Is it the best Bond film? Not by a long shot, and it definitely sits on the lower end of Bond goodness, but that doesn’t mean it was a bad film, at all, because it wasn’t. Bond movies just come with a special standard that no other franchise shares or compares to (not even the excellent Mission: Impossible films).

I do think this will be Craig’s last Bond movie, and with the next film being the magic number “25” in the series, they will likely pass the franchise on to a new action. If I were to guess, they’d cash in on someone even younger (significantly so), and might even try rebooting the series again (which is what they did when they put Daniel Craig in the role). I think this would be a failure, but there’s no way that Hollywood would miss out on the chance to cash in the hype of, “Hey! This is the 25th in the series!”. It’s guaranteed money, really, 25th film or not.
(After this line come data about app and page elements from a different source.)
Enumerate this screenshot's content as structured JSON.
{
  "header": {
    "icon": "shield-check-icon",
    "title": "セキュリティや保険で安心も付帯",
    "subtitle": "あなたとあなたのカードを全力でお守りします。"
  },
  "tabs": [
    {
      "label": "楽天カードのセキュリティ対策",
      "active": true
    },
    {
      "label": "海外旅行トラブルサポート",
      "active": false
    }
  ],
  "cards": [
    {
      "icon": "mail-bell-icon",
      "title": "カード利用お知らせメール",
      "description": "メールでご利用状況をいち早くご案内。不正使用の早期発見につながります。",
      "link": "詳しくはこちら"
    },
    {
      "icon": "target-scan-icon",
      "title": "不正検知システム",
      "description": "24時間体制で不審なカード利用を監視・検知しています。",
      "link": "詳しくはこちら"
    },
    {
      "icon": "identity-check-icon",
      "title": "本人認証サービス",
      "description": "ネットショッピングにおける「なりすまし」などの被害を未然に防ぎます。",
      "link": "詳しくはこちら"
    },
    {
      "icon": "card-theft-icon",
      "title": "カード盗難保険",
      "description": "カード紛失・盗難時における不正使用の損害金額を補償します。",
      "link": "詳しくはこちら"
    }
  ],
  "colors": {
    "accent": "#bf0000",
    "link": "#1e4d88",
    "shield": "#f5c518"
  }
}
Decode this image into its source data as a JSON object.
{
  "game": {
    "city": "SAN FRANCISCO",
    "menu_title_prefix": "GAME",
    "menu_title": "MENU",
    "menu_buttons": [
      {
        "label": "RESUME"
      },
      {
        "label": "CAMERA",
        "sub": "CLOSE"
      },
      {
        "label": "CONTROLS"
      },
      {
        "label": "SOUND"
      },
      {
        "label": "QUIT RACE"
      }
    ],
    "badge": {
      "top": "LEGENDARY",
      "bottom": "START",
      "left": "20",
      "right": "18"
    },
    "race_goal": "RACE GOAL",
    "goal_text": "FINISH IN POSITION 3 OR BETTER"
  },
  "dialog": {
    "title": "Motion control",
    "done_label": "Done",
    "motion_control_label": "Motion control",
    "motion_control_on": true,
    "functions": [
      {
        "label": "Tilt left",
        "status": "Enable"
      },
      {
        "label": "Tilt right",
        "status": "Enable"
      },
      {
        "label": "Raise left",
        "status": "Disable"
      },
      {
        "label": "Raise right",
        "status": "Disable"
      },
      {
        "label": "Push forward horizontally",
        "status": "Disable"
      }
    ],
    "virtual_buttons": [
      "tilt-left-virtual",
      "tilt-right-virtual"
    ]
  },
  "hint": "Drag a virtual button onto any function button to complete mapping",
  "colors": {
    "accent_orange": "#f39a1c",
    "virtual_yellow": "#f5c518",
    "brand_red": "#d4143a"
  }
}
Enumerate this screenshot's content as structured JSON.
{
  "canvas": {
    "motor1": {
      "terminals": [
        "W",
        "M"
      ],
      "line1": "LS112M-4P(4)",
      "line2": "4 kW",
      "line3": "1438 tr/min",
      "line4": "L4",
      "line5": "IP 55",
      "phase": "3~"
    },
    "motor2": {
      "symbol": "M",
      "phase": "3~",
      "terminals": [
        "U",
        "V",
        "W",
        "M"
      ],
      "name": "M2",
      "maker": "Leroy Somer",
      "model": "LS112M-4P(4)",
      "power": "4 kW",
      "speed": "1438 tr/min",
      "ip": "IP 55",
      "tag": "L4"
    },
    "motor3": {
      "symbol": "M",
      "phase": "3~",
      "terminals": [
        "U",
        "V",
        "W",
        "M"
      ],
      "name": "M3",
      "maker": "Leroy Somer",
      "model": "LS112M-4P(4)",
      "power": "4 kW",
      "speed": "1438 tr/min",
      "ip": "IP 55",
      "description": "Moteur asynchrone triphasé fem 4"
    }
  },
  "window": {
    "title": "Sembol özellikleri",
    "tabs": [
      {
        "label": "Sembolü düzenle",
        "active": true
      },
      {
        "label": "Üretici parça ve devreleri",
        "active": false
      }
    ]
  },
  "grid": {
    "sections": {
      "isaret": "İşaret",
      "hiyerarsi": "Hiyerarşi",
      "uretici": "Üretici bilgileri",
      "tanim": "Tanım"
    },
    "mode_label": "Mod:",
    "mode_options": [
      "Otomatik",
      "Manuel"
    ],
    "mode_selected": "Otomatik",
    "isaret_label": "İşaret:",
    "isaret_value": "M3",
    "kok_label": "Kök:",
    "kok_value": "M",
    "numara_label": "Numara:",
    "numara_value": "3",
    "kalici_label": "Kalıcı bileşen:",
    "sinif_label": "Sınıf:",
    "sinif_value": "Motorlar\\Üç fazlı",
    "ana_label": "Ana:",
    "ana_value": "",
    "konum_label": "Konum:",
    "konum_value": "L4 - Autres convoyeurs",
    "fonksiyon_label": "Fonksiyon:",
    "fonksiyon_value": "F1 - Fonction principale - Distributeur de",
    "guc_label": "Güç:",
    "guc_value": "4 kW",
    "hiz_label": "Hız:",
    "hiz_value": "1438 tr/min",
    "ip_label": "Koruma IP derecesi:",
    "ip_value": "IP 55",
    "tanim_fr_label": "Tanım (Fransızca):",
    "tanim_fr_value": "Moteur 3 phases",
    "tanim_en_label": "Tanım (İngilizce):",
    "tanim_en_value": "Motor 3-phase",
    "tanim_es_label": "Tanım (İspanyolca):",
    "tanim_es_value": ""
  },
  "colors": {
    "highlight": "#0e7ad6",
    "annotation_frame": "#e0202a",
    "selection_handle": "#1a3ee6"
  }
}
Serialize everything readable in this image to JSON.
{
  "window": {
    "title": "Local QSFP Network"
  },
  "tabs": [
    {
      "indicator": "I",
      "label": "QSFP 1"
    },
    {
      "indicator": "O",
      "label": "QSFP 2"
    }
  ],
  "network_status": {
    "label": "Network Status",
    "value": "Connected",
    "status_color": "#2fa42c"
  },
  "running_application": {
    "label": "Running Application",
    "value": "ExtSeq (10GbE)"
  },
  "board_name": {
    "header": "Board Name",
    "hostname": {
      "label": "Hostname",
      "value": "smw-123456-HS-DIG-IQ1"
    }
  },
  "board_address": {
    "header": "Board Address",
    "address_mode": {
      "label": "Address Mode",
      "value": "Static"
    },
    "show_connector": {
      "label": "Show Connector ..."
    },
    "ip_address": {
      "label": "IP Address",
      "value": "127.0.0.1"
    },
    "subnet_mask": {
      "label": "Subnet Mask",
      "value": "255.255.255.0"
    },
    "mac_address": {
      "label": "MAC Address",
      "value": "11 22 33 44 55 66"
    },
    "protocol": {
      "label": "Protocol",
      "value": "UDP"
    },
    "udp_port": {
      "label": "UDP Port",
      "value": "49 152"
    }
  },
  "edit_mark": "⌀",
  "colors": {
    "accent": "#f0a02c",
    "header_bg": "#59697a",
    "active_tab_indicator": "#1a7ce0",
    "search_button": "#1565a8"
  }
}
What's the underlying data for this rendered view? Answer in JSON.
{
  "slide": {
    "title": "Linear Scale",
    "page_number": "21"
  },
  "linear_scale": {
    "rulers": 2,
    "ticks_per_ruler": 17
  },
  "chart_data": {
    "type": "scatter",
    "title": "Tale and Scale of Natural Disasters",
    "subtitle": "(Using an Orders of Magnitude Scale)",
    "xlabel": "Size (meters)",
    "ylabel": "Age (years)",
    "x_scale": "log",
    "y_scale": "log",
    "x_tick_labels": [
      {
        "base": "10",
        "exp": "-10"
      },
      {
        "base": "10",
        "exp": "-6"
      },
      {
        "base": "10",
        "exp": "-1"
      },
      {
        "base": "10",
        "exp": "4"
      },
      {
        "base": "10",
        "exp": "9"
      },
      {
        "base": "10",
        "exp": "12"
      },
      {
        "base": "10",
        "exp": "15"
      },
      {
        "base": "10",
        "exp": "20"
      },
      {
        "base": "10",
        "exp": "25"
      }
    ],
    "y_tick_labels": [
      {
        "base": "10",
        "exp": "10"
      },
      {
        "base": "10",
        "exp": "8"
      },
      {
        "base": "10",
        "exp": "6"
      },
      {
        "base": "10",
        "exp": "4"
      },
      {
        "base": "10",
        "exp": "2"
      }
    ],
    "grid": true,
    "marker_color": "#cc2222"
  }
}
If you want more traditional bond, I couldn’t recommend some of the recent (and not so recent) novels that have come out over the years that weren’t by Ian Flemming. Ice Breaker and Trigger Mortis immediately come to mind as excellent entries into the series that hopefully become full Bond movies some day.

Which, while I have you here, the storylines that were developed for EA’s run of video games with the James Bond franchise are extremely overlooked. The games themselves are fantastic plays to this day, actually (and also feel very Roger Moore-esque, even though none of them “star” him, underwater cars and all), and have real potential to make for great films. Nightfire, Everything or Nothing, and even the Daniel Craig-led Blood Stone were all phenomenal Bond experiences that deserve a second chance. Even the GoldenEye sequel–Rogue Agent–was awesome (as was the GoldenEye remake, by the way, if you’ve never played it), and bringing on a new Pierce Brosnan-styled Bond series of films would be welcomed by me.

Anyway, if you love James Bond movies, Spectre won’t disappoint, but it likely won’t top your list.

Carpe lucem!


donate_svt2ANOTHER DISCLAIMER: The ZOG Blog is the part of this site where Dr. Brian Sovryn can talk about anything. From pop culture, to philosophy, to just sharing updates with what’s going on at Zomia Offline Games and with other projects. Enjoy!